• Task: Go through the data below and copy it exactly, skipping every picture.

• Records to process:
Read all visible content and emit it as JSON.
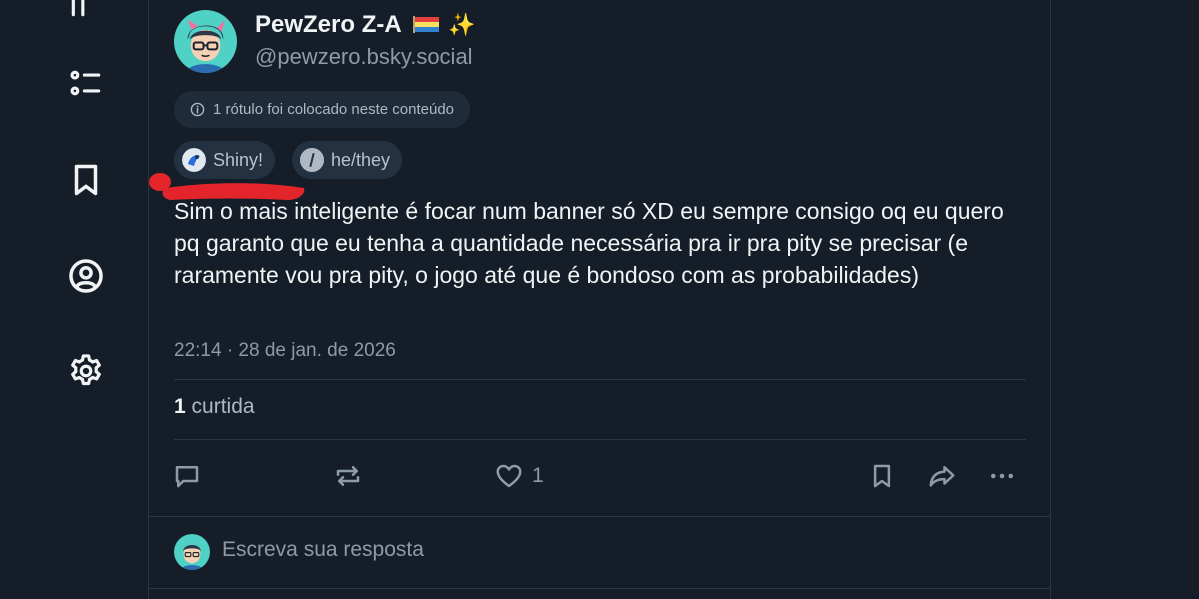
{
  "sidebar": {
    "icons": [
      "feeds-icon",
      "bookmarks-icon",
      "profile-icon",
      "settings-icon"
    ]
  },
  "post": {
    "author": {
      "display_name": "PewZero Z-A",
      "handle": "@pewzero.bsky.social",
      "name_emoji": [
        "flag-icon",
        "sparkles-icon"
      ]
    },
    "label_notice": "1 rótulo foi colocado neste conteúdo",
    "labels": [
      {
        "text": "Shiny!",
        "icon": "labeler-avatar-icon"
      },
      {
        "text": "he/they",
        "icon": "pronoun-label-icon"
      }
    ],
    "text": "Sim o mais inteligente é focar num banner só XD eu sempre consigo oq eu quero pq garanto que eu tenha a quantidade necessária pra ir pra pity se precisar (e raramente vou pra pity, o jogo até que é bondoso com as probabilidades)",
    "timestamp": "22:14 · 28 de jan. de 2026",
    "likes": {
      "count": "1",
      "label": "curtida"
    },
    "actions": {
      "reply_icon": "reply-icon",
      "repost_icon": "repost-icon",
      "like_icon": "heart-icon",
      "like_count": "1",
      "bookmark_icon": "bookmark-icon",
      "share_icon": "share-icon",
      "more_icon": "more-icon"
    }
  },
  "reply_box": {
    "placeholder": "Escreva sua resposta"
  },
  "colors": {
    "background": "#151e28",
    "text_primary": "#f1f3f5",
    "text_secondary": "#8d9aa8",
    "chip_bg": "#243140",
    "annotation_red": "#e3252b"
  }
}
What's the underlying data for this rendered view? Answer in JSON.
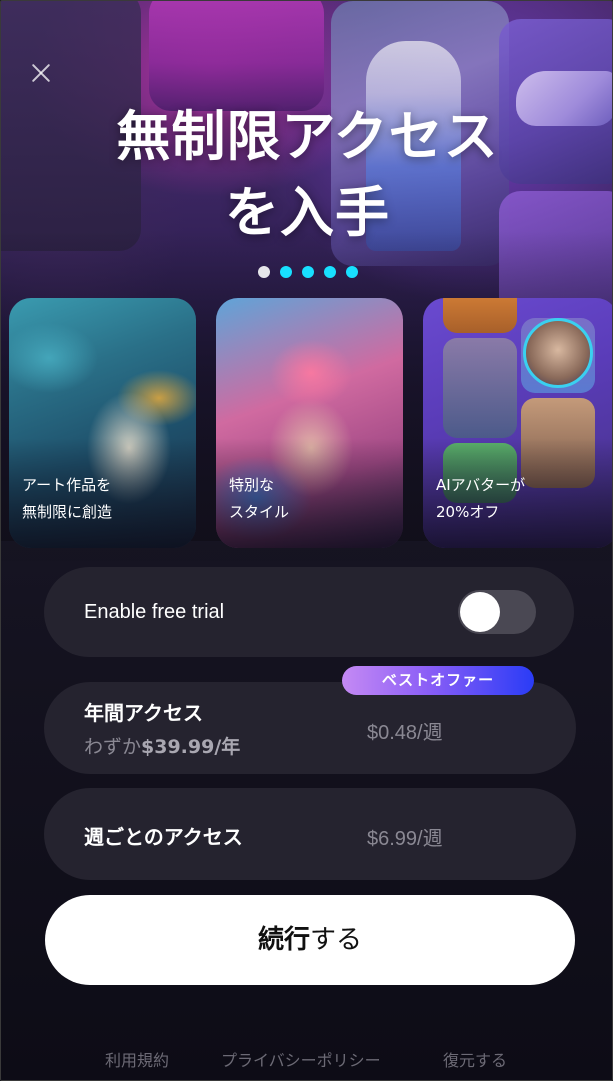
{
  "header": {
    "close_icon": "close-icon",
    "title_line1": "無制限アクセス",
    "title_line2": "を入手"
  },
  "carousel": {
    "page_count": 5,
    "active_index": 0,
    "active_color": "#e6e6ea",
    "inactive_color": "#18e0ff"
  },
  "features": [
    {
      "line1": "アート作品を",
      "line2": "無制限に創造"
    },
    {
      "line1": "特別な",
      "line2": "スタイル"
    },
    {
      "line1": "AIアバターが",
      "line2": "20%オフ"
    }
  ],
  "trial": {
    "label": "Enable free trial",
    "enabled": false
  },
  "plans": {
    "badge": "ベストオファー",
    "annual": {
      "title": "年間アクセス",
      "sub_prefix": "わずか",
      "sub_price": "$39.99/年",
      "price": "$0.48/週"
    },
    "weekly": {
      "title": "週ごとのアクセス",
      "price": "$6.99/週"
    }
  },
  "cta": {
    "bold": "続行",
    "rest": "する"
  },
  "footer": {
    "terms": "利用規約",
    "privacy": "プライバシーポリシー",
    "restore": "復元する"
  },
  "colors": {
    "card_bg": "#25232f",
    "badge_gradient_start": "#c58af4",
    "badge_gradient_end": "#2a3cf6",
    "cta_bg": "#ffffff"
  }
}
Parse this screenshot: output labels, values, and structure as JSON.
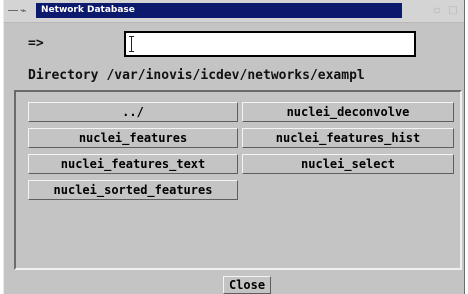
{
  "window": {
    "title": "Network Database",
    "menu_icon": "minus-icon",
    "app_icon": "network-icon",
    "controls": [
      "minimize-icon",
      "maximize-icon"
    ]
  },
  "prompt": {
    "label": "=>",
    "input_value": ""
  },
  "directory": {
    "label": "Directory",
    "path": "/var/inovis/icdev/networks/exampl"
  },
  "entries": [
    "../",
    "nuclei_deconvolve",
    "nuclei_features",
    "nuclei_features_hist",
    "nuclei_features_text",
    "nuclei_select",
    "nuclei_sorted_features"
  ],
  "close_label": "Close",
  "colors": {
    "title_bar": "#0c1a6e",
    "window_bg": "#c4c4c4"
  }
}
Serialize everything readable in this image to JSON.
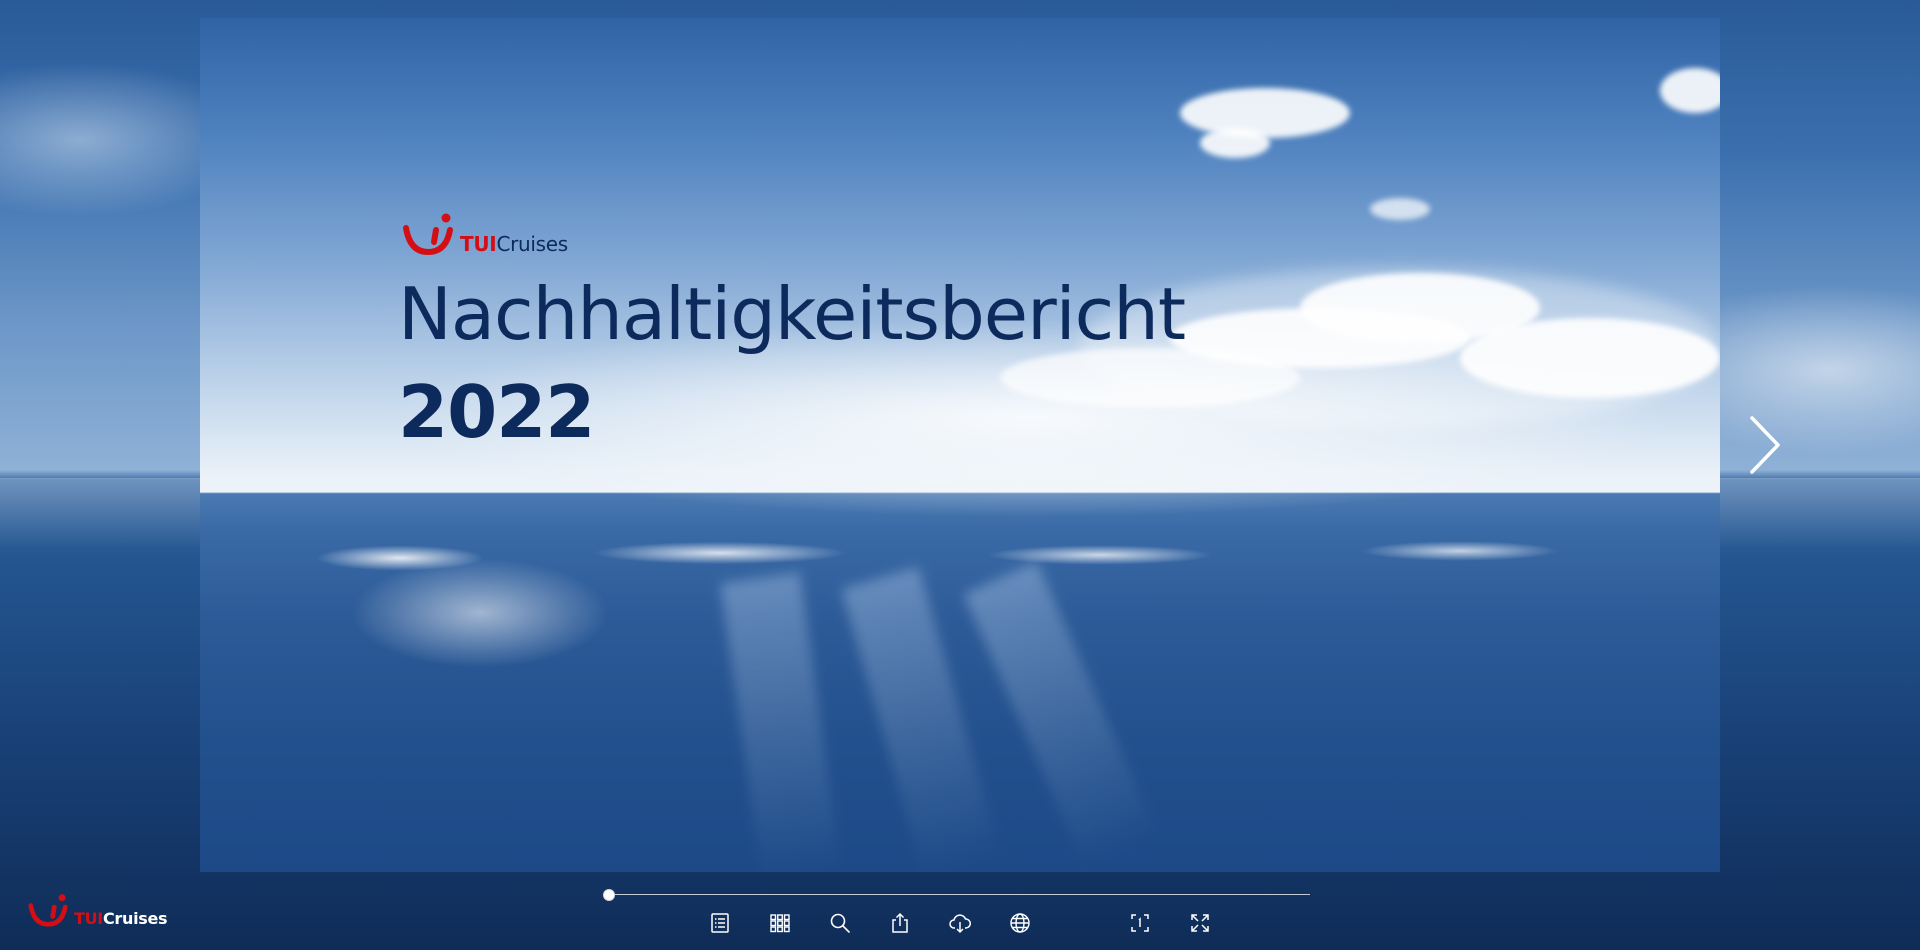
{
  "document": {
    "title": "Nachhaltigkeitsbericht",
    "year": "2022"
  },
  "brand": {
    "tui": "TUI",
    "cruises": "Cruises",
    "accent_color": "#d40e14",
    "navy_color": "#0d2a5c"
  },
  "footer_brand": {
    "tui": "TUI",
    "cruises": "Cruises"
  },
  "navigation": {
    "next_icon": "chevron-right-icon"
  },
  "progress": {
    "value": 0
  },
  "toolbar": {
    "items": [
      {
        "name": "table-of-contents",
        "icon": "list-icon"
      },
      {
        "name": "thumbnails",
        "icon": "grid-icon"
      },
      {
        "name": "search",
        "icon": "search-icon"
      },
      {
        "name": "share",
        "icon": "share-icon"
      },
      {
        "name": "download",
        "icon": "cloud-download-icon"
      },
      {
        "name": "language",
        "icon": "globe-icon"
      },
      {
        "name": "fit-page",
        "icon": "fit-screen-icon"
      },
      {
        "name": "fullscreen",
        "icon": "fullscreen-icon"
      }
    ]
  }
}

• Exercise response:
Read all visible content and emit it as JSON.
{
  "sidebar": {
    "icons": [
      "feeds-icon",
      "bookmarks-icon",
      "profile-icon",
      "settings-icon"
    ]
  },
  "post": {
    "author": {
      "display_name": "PewZero Z-A",
      "handle": "@pewzero.bsky.social",
      "name_emoji": [
        "flag-icon",
        "sparkles-icon"
      ]
    },
    "label_notice": "1 rótulo foi colocado neste conteúdo",
    "labels": [
      {
        "text": "Shiny!",
        "icon": "labeler-avatar-icon"
      },
      {
        "text": "he/they",
        "icon": "pronoun-label-icon"
      }
    ],
    "text": "Sim o mais inteligente é focar num banner só XD eu sempre consigo oq eu quero pq garanto que eu tenha a quantidade necessária pra ir pra pity se precisar (e raramente vou pra pity, o jogo até que é bondoso com as probabilidades)",
    "timestamp": "22:14 · 28 de jan. de 2026",
    "likes": {
      "count": "1",
      "label": "curtida"
    },
    "actions": {
      "reply_icon": "reply-icon",
      "repost_icon": "repost-icon",
      "like_icon": "heart-icon",
      "like_count": "1",
      "bookmark_icon": "bookmark-icon",
      "share_icon": "share-icon",
      "more_icon": "more-icon"
    }
  },
  "reply_box": {
    "placeholder": "Escreva sua resposta"
  },
  "colors": {
    "background": "#151e28",
    "text_primary": "#f1f3f5",
    "text_secondary": "#8d9aa8",
    "chip_bg": "#243140",
    "annotation_red": "#e3252b"
  }
}
What's the underlying data for this rendered view? Answer in JSON.
{
  "header": {
    "close_icon": "close-icon",
    "title_line1": "無制限アクセス",
    "title_line2": "を入手"
  },
  "carousel": {
    "page_count": 5,
    "active_index": 0,
    "active_color": "#e6e6ea",
    "inactive_color": "#18e0ff"
  },
  "features": [
    {
      "line1": "アート作品を",
      "line2": "無制限に創造"
    },
    {
      "line1": "特別な",
      "line2": "スタイル"
    },
    {
      "line1": "AIアバターが",
      "line2": "20%オフ"
    }
  ],
  "trial": {
    "label": "Enable free trial",
    "enabled": false
  },
  "plans": {
    "badge": "ベストオファー",
    "annual": {
      "title": "年間アクセス",
      "sub_prefix": "わずか",
      "sub_price": "$39.99/年",
      "price": "$0.48/週"
    },
    "weekly": {
      "title": "週ごとのアクセス",
      "price": "$6.99/週"
    }
  },
  "cta": {
    "bold": "続行",
    "rest": "する"
  },
  "footer": {
    "terms": "利用規約",
    "privacy": "プライバシーポリシー",
    "restore": "復元する"
  },
  "colors": {
    "card_bg": "#25232f",
    "badge_gradient_start": "#c58af4",
    "badge_gradient_end": "#2a3cf6",
    "cta_bg": "#ffffff"
  }
}
Parse this screenshot: output labels, values, and structure as JSON.
{
  "window": {
    "title": "Network Database",
    "menu_icon": "minus-icon",
    "app_icon": "network-icon",
    "controls": [
      "minimize-icon",
      "maximize-icon"
    ]
  },
  "prompt": {
    "label": "=>",
    "input_value": ""
  },
  "directory": {
    "label": "Directory",
    "path": "/var/inovis/icdev/networks/exampl"
  },
  "entries": [
    "../",
    "nuclei_deconvolve",
    "nuclei_features",
    "nuclei_features_hist",
    "nuclei_features_text",
    "nuclei_select",
    "nuclei_sorted_features"
  ],
  "close_label": "Close",
  "colors": {
    "title_bar": "#0c1a6e",
    "window_bg": "#c4c4c4"
  }
}
Serialize everything readable in this image to JSON.
{
  "document": {
    "title": "Nachhaltigkeitsbericht",
    "year": "2022"
  },
  "brand": {
    "tui": "TUI",
    "cruises": "Cruises",
    "accent_color": "#d40e14",
    "navy_color": "#0d2a5c"
  },
  "footer_brand": {
    "tui": "TUI",
    "cruises": "Cruises"
  },
  "navigation": {
    "next_icon": "chevron-right-icon"
  },
  "progress": {
    "value": 0
  },
  "toolbar": {
    "items": [
      {
        "name": "table-of-contents",
        "icon": "list-icon"
      },
      {
        "name": "thumbnails",
        "icon": "grid-icon"
      },
      {
        "name": "search",
        "icon": "search-icon"
      },
      {
        "name": "share",
        "icon": "share-icon"
      },
      {
        "name": "download",
        "icon": "cloud-download-icon"
      },
      {
        "name": "language",
        "icon": "globe-icon"
      },
      {
        "name": "fit-page",
        "icon": "fit-screen-icon"
      },
      {
        "name": "fullscreen",
        "icon": "fullscreen-icon"
      }
    ]
  }
}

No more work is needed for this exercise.